-- Extracted records --

Start of Block

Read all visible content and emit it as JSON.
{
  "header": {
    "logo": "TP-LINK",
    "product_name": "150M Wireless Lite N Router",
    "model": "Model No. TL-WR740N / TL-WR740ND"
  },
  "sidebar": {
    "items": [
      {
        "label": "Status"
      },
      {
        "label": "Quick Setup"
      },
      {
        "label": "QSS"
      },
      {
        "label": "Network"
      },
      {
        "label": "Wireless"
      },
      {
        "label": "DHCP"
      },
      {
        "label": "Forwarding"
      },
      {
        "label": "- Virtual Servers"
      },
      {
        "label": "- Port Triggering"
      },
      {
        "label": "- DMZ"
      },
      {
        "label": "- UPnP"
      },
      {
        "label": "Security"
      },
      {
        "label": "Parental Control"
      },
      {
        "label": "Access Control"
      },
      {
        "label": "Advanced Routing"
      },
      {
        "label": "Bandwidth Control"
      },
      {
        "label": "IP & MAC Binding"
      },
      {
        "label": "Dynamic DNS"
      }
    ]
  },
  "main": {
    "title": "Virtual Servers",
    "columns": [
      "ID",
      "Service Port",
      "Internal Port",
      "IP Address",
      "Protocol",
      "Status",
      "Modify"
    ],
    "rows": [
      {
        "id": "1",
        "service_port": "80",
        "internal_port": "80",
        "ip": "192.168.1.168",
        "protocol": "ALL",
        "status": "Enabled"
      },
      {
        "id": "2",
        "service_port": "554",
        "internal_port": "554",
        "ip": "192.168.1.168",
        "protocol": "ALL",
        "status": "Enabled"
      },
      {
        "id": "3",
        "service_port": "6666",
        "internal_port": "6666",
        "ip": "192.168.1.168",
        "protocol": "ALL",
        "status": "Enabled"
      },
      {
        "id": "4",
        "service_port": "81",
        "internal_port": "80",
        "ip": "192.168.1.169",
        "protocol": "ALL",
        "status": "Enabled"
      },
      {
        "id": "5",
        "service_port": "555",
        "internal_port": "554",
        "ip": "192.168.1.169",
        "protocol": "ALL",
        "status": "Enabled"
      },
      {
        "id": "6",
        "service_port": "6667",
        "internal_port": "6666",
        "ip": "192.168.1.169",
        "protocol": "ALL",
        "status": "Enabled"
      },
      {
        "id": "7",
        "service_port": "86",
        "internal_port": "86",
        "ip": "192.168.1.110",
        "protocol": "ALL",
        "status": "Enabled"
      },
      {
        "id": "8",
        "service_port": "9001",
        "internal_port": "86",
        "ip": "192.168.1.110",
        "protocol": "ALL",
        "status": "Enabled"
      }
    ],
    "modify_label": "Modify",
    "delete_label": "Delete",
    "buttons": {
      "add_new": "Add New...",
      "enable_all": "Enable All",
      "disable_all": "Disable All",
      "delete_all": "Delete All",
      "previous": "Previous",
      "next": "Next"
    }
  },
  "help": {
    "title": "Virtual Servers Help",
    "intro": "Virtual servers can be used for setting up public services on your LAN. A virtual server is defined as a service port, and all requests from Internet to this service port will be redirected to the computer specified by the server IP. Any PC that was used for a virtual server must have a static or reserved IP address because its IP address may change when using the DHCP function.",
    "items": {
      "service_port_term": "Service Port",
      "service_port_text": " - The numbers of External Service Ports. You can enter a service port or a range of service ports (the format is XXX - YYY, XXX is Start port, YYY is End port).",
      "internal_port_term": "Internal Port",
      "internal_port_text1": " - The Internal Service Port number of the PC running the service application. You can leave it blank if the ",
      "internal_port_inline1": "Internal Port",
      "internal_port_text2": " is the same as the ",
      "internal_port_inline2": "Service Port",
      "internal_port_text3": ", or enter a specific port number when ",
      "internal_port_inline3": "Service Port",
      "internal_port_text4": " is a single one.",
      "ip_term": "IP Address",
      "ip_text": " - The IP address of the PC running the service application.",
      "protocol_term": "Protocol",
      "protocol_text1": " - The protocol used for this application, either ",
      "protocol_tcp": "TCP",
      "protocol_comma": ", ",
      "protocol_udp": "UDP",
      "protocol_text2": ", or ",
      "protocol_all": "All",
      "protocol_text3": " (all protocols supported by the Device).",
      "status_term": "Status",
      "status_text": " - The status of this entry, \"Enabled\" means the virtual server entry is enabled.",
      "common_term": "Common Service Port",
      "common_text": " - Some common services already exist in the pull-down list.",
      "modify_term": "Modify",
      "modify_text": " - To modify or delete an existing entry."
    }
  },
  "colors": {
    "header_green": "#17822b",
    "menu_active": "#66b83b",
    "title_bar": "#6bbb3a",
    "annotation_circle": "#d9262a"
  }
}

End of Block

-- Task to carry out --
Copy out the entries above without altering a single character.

-- Result of the task --
Read all visible content and emit it as JSON.
{
  "header": {
    "logo": "TP-LINK",
    "product_name": "150M Wireless Lite N Router",
    "model": "Model No. TL-WR740N / TL-WR740ND"
  },
  "sidebar": {
    "items": [
      {
        "label": "Status"
      },
      {
        "label": "Quick Setup"
      },
      {
        "label": "QSS"
      },
      {
        "label": "Network"
      },
      {
        "label": "Wireless"
      },
      {
        "label": "DHCP"
      },
      {
        "label": "Forwarding"
      },
      {
        "label": "- Virtual Servers"
      },
      {
        "label": "- Port Triggering"
      },
      {
        "label": "- DMZ"
      },
      {
        "label": "- UPnP"
      },
      {
        "label": "Security"
      },
      {
        "label": "Parental Control"
      },
      {
        "label": "Access Control"
      },
      {
        "label": "Advanced Routing"
      },
      {
        "label": "Bandwidth Control"
      },
      {
        "label": "IP & MAC Binding"
      },
      {
        "label": "Dynamic DNS"
      }
    ]
  },
  "main": {
    "title": "Virtual Servers",
    "columns": [
      "ID",
      "Service Port",
      "Internal Port",
      "IP Address",
      "Protocol",
      "Status",
      "Modify"
    ],
    "rows": [
      {
        "id": "1",
        "service_port": "80",
        "internal_port": "80",
        "ip": "192.168.1.168",
        "protocol": "ALL",
        "status": "Enabled"
      },
      {
        "id": "2",
        "service_port": "554",
        "internal_port": "554",
        "ip": "192.168.1.168",
        "protocol": "ALL",
        "status": "Enabled"
      },
      {
        "id": "3",
        "service_port": "6666",
        "internal_port": "6666",
        "ip": "192.168.1.168",
        "protocol": "ALL",
        "status": "Enabled"
      },
      {
        "id": "4",
        "service_port": "81",
        "internal_port": "80",
        "ip": "192.168.1.169",
        "protocol": "ALL",
        "status": "Enabled"
      },
      {
        "id": "5",
        "service_port": "555",
        "internal_port": "554",
        "ip": "192.168.1.169",
        "protocol": "ALL",
        "status": "Enabled"
      },
      {
        "id": "6",
        "service_port": "6667",
        "internal_port": "6666",
        "ip": "192.168.1.169",
        "protocol": "ALL",
        "status": "Enabled"
      },
      {
        "id": "7",
        "service_port": "86",
        "internal_port": "86",
        "ip": "192.168.1.110",
        "protocol": "ALL",
        "status": "Enabled"
      },
      {
        "id": "8",
        "service_port": "9001",
        "internal_port": "86",
        "ip": "192.168.1.110",
        "protocol": "ALL",
        "status": "Enabled"
      }
    ],
    "modify_label": "Modify",
    "delete_label": "Delete",
    "buttons": {
      "add_new": "Add New...",
      "enable_all": "Enable All",
      "disable_all": "Disable All",
      "delete_all": "Delete All",
      "previous": "Previous",
      "next": "Next"
    }
  },
  "help": {
    "title": "Virtual Servers Help",
    "intro": "Virtual servers can be used for setting up public services on your LAN. A virtual server is defined as a service port, and all requests from Internet to this service port will be redirected to the computer specified by the server IP. Any PC that was used for a virtual server must have a static or reserved IP address because its IP address may change when using the DHCP function.",
    "items": {
      "service_port_term": "Service Port",
      "service_port_text": " - The numbers of External Service Ports. You can enter a service port or a range of service ports (the format is XXX - YYY, XXX is Start port, YYY is End port).",
      "internal_port_term": "Internal Port",
      "internal_port_text1": " - The Internal Service Port number of the PC running the service application. You can leave it blank if the ",
      "internal_port_inline1": "Internal Port",
      "internal_port_text2": " is the same as the ",
      "internal_port_inline2": "Service Port",
      "internal_port_text3": ", or enter a specific port number when ",
      "internal_port_inline3": "Service Port",
      "internal_port_text4": " is a single one.",
      "ip_term": "IP Address",
      "ip_text": " - The IP address of the PC running the service application.",
      "protocol_term": "Protocol",
      "protocol_text1": " - The protocol used for this application, either ",
      "protocol_tcp": "TCP",
      "protocol_comma": ", ",
      "protocol_udp": "UDP",
      "protocol_text2": ", or ",
      "protocol_all": "All",
      "protocol_text3": " (all protocols supported by the Device).",
      "status_term": "Status",
      "status_text": " - The status of this entry, \"Enabled\" means the virtual server entry is enabled.",
      "common_term": "Common Service Port",
      "common_text": " - Some common services already exist in the pull-down list.",
      "modify_term": "Modify",
      "modify_text": " - To modify or delete an existing entry."
    }
  },
  "colors": {
    "header_green": "#17822b",
    "menu_active": "#66b83b",
    "title_bar": "#6bbb3a",
    "annotation_circle": "#d9262a"
  }
}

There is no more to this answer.